(Data for the task)
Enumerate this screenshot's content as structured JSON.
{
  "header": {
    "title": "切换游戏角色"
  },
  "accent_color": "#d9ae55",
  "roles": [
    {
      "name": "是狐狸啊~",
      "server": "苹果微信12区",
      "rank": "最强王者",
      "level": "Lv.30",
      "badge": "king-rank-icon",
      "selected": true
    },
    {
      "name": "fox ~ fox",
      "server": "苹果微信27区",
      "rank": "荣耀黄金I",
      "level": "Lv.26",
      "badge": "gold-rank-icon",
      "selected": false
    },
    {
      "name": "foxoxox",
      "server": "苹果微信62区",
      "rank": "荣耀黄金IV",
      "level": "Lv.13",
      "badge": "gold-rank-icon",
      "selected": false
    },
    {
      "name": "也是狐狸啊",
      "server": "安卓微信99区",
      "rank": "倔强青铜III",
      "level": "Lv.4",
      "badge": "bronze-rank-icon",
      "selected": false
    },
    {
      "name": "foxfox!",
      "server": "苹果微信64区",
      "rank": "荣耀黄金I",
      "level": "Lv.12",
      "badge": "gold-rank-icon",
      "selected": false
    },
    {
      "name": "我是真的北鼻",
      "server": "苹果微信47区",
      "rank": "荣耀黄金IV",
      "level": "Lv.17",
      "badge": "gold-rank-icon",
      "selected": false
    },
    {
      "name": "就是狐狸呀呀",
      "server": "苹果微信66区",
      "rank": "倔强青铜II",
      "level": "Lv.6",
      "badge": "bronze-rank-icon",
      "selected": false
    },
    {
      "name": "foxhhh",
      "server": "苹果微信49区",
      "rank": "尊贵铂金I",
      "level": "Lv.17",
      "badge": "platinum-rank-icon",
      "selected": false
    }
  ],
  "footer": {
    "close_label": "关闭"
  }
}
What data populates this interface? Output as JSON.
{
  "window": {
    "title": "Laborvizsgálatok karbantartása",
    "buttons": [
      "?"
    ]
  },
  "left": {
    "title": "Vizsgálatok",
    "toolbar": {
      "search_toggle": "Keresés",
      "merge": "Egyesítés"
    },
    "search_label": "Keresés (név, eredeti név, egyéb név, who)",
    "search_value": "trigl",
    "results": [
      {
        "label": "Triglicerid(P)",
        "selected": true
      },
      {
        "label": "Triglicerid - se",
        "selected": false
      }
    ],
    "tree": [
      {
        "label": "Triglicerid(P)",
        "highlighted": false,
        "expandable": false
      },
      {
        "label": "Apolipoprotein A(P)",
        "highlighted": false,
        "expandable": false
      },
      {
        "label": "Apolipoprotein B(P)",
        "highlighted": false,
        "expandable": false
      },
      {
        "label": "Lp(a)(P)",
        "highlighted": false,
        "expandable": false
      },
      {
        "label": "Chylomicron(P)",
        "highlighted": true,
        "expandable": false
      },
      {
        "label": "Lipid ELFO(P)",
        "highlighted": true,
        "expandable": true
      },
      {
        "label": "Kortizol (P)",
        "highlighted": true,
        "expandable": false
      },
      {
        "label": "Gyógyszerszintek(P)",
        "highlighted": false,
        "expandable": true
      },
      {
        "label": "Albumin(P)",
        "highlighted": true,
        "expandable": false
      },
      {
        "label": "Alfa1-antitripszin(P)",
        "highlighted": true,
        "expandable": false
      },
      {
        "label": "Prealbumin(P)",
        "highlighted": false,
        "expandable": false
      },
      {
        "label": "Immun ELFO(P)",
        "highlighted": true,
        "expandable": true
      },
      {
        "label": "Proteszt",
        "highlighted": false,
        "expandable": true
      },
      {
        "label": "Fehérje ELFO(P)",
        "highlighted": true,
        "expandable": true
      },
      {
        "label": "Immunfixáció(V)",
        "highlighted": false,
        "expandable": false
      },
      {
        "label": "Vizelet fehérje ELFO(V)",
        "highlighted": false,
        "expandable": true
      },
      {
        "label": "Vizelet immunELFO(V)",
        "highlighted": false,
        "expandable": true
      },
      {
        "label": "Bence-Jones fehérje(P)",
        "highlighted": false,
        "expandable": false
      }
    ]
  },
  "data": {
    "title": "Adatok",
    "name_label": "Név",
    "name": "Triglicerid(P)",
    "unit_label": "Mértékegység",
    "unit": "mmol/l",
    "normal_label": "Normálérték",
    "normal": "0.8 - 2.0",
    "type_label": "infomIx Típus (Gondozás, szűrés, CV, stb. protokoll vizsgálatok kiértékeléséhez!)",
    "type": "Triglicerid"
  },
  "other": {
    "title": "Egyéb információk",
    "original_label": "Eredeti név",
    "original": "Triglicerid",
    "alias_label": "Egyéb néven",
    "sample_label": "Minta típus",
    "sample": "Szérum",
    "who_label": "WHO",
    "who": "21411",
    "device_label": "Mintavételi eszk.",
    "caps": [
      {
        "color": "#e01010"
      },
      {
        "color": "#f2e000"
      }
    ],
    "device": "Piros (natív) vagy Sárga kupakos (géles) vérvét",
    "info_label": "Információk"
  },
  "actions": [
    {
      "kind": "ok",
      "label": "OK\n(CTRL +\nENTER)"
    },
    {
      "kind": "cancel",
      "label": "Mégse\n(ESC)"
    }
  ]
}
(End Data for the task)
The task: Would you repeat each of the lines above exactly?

Response to this exercise:
Enumerate this screenshot's content as structured JSON.
{
  "header": {
    "title": "切换游戏角色"
  },
  "accent_color": "#d9ae55",
  "roles": [
    {
      "name": "是狐狸啊~",
      "server": "苹果微信12区",
      "rank": "最强王者",
      "level": "Lv.30",
      "badge": "king-rank-icon",
      "selected": true
    },
    {
      "name": "fox ~ fox",
      "server": "苹果微信27区",
      "rank": "荣耀黄金I",
      "level": "Lv.26",
      "badge": "gold-rank-icon",
      "selected": false
    },
    {
      "name": "foxoxox",
      "server": "苹果微信62区",
      "rank": "荣耀黄金IV",
      "level": "Lv.13",
      "badge": "gold-rank-icon",
      "selected": false
    },
    {
      "name": "也是狐狸啊",
      "server": "安卓微信99区",
      "rank": "倔强青铜III",
      "level": "Lv.4",
      "badge": "bronze-rank-icon",
      "selected": false
    },
    {
      "name": "foxfox!",
      "server": "苹果微信64区",
      "rank": "荣耀黄金I",
      "level": "Lv.12",
      "badge": "gold-rank-icon",
      "selected": false
    },
    {
      "name": "我是真的北鼻",
      "server": "苹果微信47区",
      "rank": "荣耀黄金IV",
      "level": "Lv.17",
      "badge": "gold-rank-icon",
      "selected": false
    },
    {
      "name": "就是狐狸呀呀",
      "server": "苹果微信66区",
      "rank": "倔强青铜II",
      "level": "Lv.6",
      "badge": "bronze-rank-icon",
      "selected": false
    },
    {
      "name": "foxhhh",
      "server": "苹果微信49区",
      "rank": "尊贵铂金I",
      "level": "Lv.17",
      "badge": "platinum-rank-icon",
      "selected": false
    }
  ],
  "footer": {
    "close_label": "关闭"
  }
}
What data populates this interface? Output as JSON.
{
  "window": {
    "title": "Laborvizsgálatok karbantartása",
    "buttons": [
      "?"
    ]
  },
  "left": {
    "title": "Vizsgálatok",
    "toolbar": {
      "search_toggle": "Keresés",
      "merge": "Egyesítés"
    },
    "search_label": "Keresés (név, eredeti név, egyéb név, who)",
    "search_value": "trigl",
    "results": [
      {
        "label": "Triglicerid(P)",
        "selected": true
      },
      {
        "label": "Triglicerid - se",
        "selected": false
      }
    ],
    "tree": [
      {
        "label": "Triglicerid(P)",
        "highlighted": false,
        "expandable": false
      },
      {
        "label": "Apolipoprotein A(P)",
        "highlighted": false,
        "expandable": false
      },
      {
        "label": "Apolipoprotein B(P)",
        "highlighted": false,
        "expandable": false
      },
      {
        "label": "Lp(a)(P)",
        "highlighted": false,
        "expandable": false
      },
      {
        "label": "Chylomicron(P)",
        "highlighted": true,
        "expandable": false
      },
      {
        "label": "Lipid ELFO(P)",
        "highlighted": true,
        "expandable": true
      },
      {
        "label": "Kortizol (P)",
        "highlighted": true,
        "expandable": false
      },
      {
        "label": "Gyógyszerszintek(P)",
        "highlighted": false,
        "expandable": true
      },
      {
        "label": "Albumin(P)",
        "highlighted": true,
        "expandable": false
      },
      {
        "label": "Alfa1-antitripszin(P)",
        "highlighted": true,
        "expandable": false
      },
      {
        "label": "Prealbumin(P)",
        "highlighted": false,
        "expandable": false
      },
      {
        "label": "Immun ELFO(P)",
        "highlighted": true,
        "expandable": true
      },
      {
        "label": "Proteszt",
        "highlighted": false,
        "expandable": true
      },
      {
        "label": "Fehérje ELFO(P)",
        "highlighted": true,
        "expandable": true
      },
      {
        "label": "Immunfixáció(V)",
        "highlighted": false,
        "expandable": false
      },
      {
        "label": "Vizelet fehérje ELFO(V)",
        "highlighted": false,
        "expandable": true
      },
      {
        "label": "Vizelet immunELFO(V)",
        "highlighted": false,
        "expandable": true
      },
      {
        "label": "Bence-Jones fehérje(P)",
        "highlighted": false,
        "expandable": false
      }
    ]
  },
  "data": {
    "title": "Adatok",
    "name_label": "Név",
    "name": "Triglicerid(P)",
    "unit_label": "Mértékegység",
    "unit": "mmol/l",
    "normal_label": "Normálérték",
    "normal": "0.8 - 2.0",
    "type_label": "infomIx Típus (Gondozás, szűrés, CV, stb. protokoll vizsgálatok kiértékeléséhez!)",
    "type": "Triglicerid"
  },
  "other": {
    "title": "Egyéb információk",
    "original_label": "Eredeti név",
    "original": "Triglicerid",
    "alias_label": "Egyéb néven",
    "sample_label": "Minta típus",
    "sample": "Szérum",
    "who_label": "WHO",
    "who": "21411",
    "device_label": "Mintavételi eszk.",
    "caps": [
      {
        "color": "#e01010"
      },
      {
        "color": "#f2e000"
      }
    ],
    "device": "Piros (natív) vagy Sárga kupakos (géles) vérvét",
    "info_label": "Információk"
  },
  "actions": [
    {
      "kind": "ok",
      "label": "OK\n(CTRL +\nENTER)"
    },
    {
      "kind": "cancel",
      "label": "Mégse\n(ESC)"
    }
  ]
}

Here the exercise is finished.